REQUIRED WORK:
Every entry is to be returned unchanged, and no picture is to be included.

DATA FOR THIS TASK:
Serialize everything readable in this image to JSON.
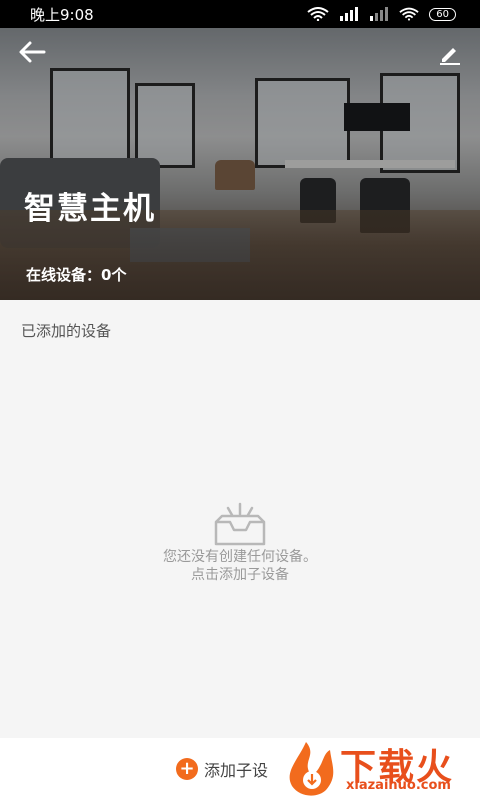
{
  "status_bar": {
    "time": "晚上9:08",
    "battery": "60"
  },
  "header": {
    "title": "智慧主机",
    "online_devices": "在线设备：0个"
  },
  "section": {
    "label": "已添加的设备"
  },
  "empty_state": {
    "line1": "您还没有创建任何设备。",
    "line2": "点击添加子设备"
  },
  "bottom": {
    "add_label": "添加子设"
  },
  "watermark": {
    "text": "下载火",
    "sub": "xiazaihuo.com"
  },
  "colors": {
    "accent": "#f26b1d",
    "status_bg": "#000000",
    "page_bg": "#f5f5f5"
  },
  "icons": {
    "back": "arrow-left-icon",
    "edit": "pencil-icon",
    "empty": "inbox-tray-icon",
    "add": "plus-circle-icon"
  }
}
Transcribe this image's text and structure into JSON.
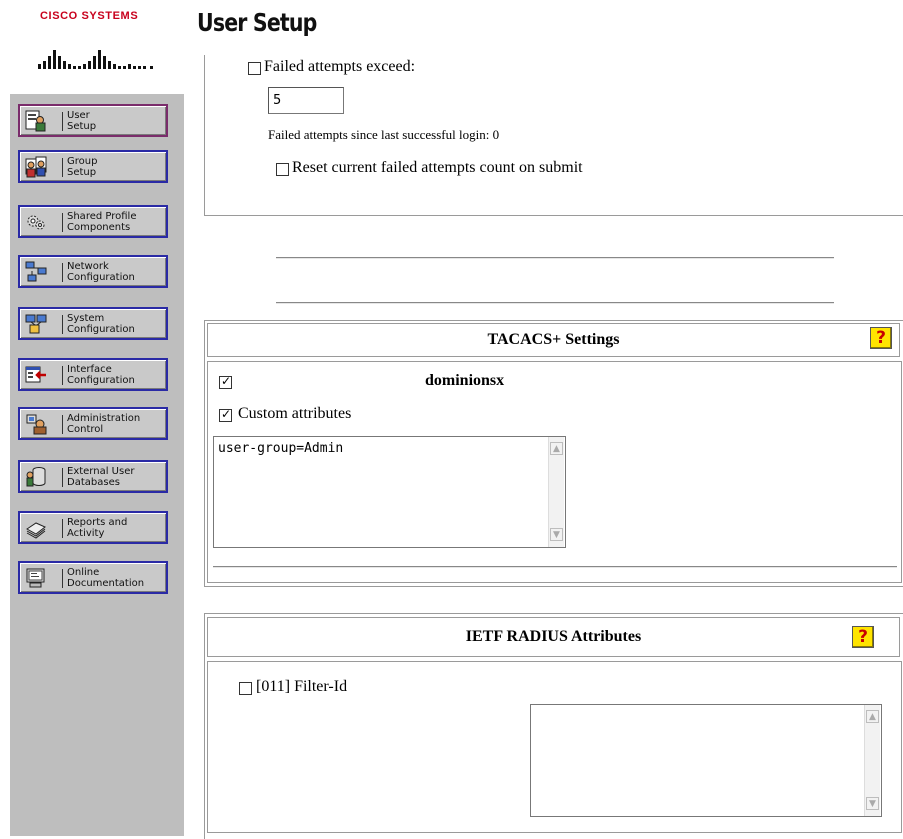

SOLUTION TO THIS EXERCISE:
Serialize everything readable in this image to JSON.
{
  "status_bar": {
    "time": "晚上9:08",
    "battery": "60"
  },
  "header": {
    "title": "智慧主机",
    "online_devices": "在线设备：0个"
  },
  "section": {
    "label": "已添加的设备"
  },
  "empty_state": {
    "line1": "您还没有创建任何设备。",
    "line2": "点击添加子设备"
  },
  "bottom": {
    "add_label": "添加子设"
  },
  "watermark": {
    "text": "下载火",
    "sub": "xiazaihuo.com"
  },
  "colors": {
    "accent": "#f26b1d",
    "status_bg": "#000000",
    "page_bg": "#f5f5f5"
  },
  "icons": {
    "back": "arrow-left-icon",
    "edit": "pencil-icon",
    "empty": "inbox-tray-icon",
    "add": "plus-circle-icon"
  }
}
Transcribe this image's text and structure into JSON.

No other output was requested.